Share prices of smartphone maker HTC Corp (宏達電) rose yesterday as it announced it will carry out a buyback plan to purchase up to NT$6.3 billion (US$197 million) worth of shares to “boost employee morale.” \nA company board meeting late on Sunday night approved the share repurchase proposal to buy back 10 million shares at NT$526 to NT$631 per share between today and Sept. 12. \nThe buyback will account for 1.29 percent of the company’s total shares in circulation. \nThe shares will later be resold to company employees, according to the board meeting decision. \n“The company wants to transfer the shares obtained from the repurchase scheme to the employees, a move we expect will boost employee morale,” an HTC spokeswoman said. \nBRAIN DRAIN \nWhile many market observers said that HTC is likely to face a brain drain of talented staff to its rivals due to fierce competition in the smartphone market, the spokeswoman said only that “the reason behind the share buyback is very simple. Do not over-analyze the situation.” \nHowever, Edward Chen, an analyst with First Capital Management Ltd, said the company is expanding its business globally and that it is very important to find ways to keep its employees. \n“The transfer of company shares from the buyback is a good way of keeping employees,” Chen said. \n“HTC has an ambition to further polish its brand image in the global market and lifting employee morale and encouraging them to work hard is part of these efforts,” he said. \nIn the second quarter of this year, HTC posted NT$60.53 billion in sales on rising demand for high-end mobile phones such as Desire, Legend, Incredible and EVO, up about 60.6 percent from the first quarter and beating market expectations. \n \nRECORD SALES \nLast month alone, HTC sales hit a record high of NT$23.86 billion, up 4.98 percent from May. \n“The company has healthy fundamentals and plenty of cash on hand. The share buyback is unlikely to affect its financial condition,” Chen said. \nAccording to HTC, the company has about NT$68.2 billion in cash on hand. \nChen said the buyback scheme is expected to continue to lend strong support to the company’s share price.

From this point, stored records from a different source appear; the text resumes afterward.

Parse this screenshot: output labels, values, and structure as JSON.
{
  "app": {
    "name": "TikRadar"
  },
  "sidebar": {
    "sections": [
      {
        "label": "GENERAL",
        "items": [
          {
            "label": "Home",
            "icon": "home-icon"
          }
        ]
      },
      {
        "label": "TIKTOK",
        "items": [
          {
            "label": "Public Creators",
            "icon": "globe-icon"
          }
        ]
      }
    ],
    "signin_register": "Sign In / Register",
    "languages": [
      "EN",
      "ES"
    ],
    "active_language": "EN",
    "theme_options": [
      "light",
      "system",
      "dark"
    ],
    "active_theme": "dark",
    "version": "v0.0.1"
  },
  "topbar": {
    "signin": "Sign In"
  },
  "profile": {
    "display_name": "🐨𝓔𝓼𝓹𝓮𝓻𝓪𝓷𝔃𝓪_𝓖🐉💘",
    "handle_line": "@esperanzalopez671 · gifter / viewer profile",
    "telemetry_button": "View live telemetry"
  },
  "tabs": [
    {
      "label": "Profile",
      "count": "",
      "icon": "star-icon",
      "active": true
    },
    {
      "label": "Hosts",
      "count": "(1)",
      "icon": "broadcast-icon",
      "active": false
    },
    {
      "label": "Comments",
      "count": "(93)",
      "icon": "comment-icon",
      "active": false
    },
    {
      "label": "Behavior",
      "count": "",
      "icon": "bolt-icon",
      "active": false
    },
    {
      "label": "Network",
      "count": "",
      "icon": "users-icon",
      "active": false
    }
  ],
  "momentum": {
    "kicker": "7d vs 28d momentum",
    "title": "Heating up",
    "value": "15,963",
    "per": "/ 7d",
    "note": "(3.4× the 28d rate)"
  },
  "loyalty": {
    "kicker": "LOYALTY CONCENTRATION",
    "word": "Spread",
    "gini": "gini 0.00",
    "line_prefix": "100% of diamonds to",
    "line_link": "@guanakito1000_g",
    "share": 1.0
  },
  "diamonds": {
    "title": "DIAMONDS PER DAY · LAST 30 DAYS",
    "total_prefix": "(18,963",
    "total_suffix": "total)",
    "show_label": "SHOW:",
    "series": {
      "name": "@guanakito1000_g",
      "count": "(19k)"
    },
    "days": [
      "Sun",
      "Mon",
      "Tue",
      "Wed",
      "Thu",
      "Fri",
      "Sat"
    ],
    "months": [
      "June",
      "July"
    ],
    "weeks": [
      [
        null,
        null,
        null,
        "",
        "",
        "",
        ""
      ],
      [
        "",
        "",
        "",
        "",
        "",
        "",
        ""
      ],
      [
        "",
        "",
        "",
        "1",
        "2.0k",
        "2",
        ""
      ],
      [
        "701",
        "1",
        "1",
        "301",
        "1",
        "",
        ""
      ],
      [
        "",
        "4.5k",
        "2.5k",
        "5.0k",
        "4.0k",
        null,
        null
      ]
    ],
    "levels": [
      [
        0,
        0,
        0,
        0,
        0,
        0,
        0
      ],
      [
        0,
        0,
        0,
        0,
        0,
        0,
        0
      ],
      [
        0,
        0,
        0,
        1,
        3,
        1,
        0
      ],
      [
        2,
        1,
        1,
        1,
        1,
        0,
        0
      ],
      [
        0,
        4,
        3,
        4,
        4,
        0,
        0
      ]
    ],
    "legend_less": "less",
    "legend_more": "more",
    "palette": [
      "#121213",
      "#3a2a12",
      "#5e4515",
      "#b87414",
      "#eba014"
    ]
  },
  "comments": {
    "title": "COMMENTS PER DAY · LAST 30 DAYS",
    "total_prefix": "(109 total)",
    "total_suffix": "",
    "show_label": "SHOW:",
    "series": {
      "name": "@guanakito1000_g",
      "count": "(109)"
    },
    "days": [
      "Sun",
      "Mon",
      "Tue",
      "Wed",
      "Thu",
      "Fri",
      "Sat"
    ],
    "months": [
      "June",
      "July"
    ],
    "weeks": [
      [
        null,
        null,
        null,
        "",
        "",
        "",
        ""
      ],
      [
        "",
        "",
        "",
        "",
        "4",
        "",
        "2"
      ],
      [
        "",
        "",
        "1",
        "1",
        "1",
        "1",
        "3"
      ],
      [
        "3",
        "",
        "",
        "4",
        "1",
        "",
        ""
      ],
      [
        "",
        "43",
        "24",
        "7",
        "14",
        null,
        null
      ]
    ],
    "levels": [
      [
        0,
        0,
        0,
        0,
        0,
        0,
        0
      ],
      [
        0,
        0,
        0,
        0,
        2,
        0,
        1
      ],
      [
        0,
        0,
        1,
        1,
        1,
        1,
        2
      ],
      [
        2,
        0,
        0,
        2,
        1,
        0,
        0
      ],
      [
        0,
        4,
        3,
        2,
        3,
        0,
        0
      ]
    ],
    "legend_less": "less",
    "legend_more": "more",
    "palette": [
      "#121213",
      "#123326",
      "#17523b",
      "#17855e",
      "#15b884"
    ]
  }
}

DRESDEN TECH HUB: A Europe plant would buffer the firm from geopolitical risks and better serve EU clients, sources said, although no decision has been made, TSMC said Taiwan Semiconductor Manufacturing Co (TSMC, 台積電) is studying the feasibility of a fab in Europe, the chipmaker said in response to a Taiwanese media report stating that it is planning to build a plant in Dresden, Germany. The Chinese-language Commercial Times reported yesterday that the company has chosen the German semiconductor hub of Dresden for a fab, with production slated to start in 2025. The report said the investment in Germany would meet strong European demand for TSMC’s specialty processes and mitigate potential geopolitical barriers. Citing sources from within TSMC’s supply chain, the report said the proposed fab would make use of Dresden’s
LOOKING TO GROW: A survey showed that 71 percent of executives at chipmakers said that they aim to increase their global workforce this year An overwhelming majority of semiconductor executives expect revenue to grow this year, driven mainly by automotive applications that are putting wireless communications to the backseat, a survey released yesterday by global consultancy firm KPMG showed. Eighty-one percent of respondents said that their company’s revenue would increase over the next year, and half of them said they expect growth of more than 10 percent, the survey of 151 global semiconductor executives last quarter showed. Although lower than last year’s 95 percent and 68 percent respectively, the findings are encouraging in light of recent economic uncertainty, inflation, monetary tightening and geopolitical tensions, a KPMG
TAKING OFF: Net profit soared 29.5 percent annually last year to a record NT$15.37 billion, as GlobalWafers received record-high prepayments from customers, it said Semiconductor inventory corrections should end next quarter, paving the way for a pickup in demand in the second half of this year, GlobalWafers Co (環球晶圓) said yesterday. As a majority of its customers believe demand would bounce back in the second half, the world’s No. 3 silicon wafer maker said it is keeping most of its factories fully utilized to ensure sufficient supply. “Our customers have committed to take those wafers. They only requested to push back shipments by a month or two,” GlobalWafers chairwoman Doris Hsu (徐秀蘭) told an investors’ teleconference. “Overall industry inventory adjustment should be mostly resolved in the second
The London Metal Exchange (LME) discovered bags of stones instead of the nickel that underpinned a handful of its contracts at a warehouse in Rotterdam, the Netherlands, in a revelation that would deliver another blow to confidence in the embattled exchange. The amount of metal represents just 0.14 percent of live nickel inventories on the LME, worth about US$1.3 million at current prices, so the immediate effect on the metals markets is limited. However, the shock announcement has much wider implications. In an industry riddled with scandals, the LME’s contracts are viewed as unquestionably safe. The news that even a few of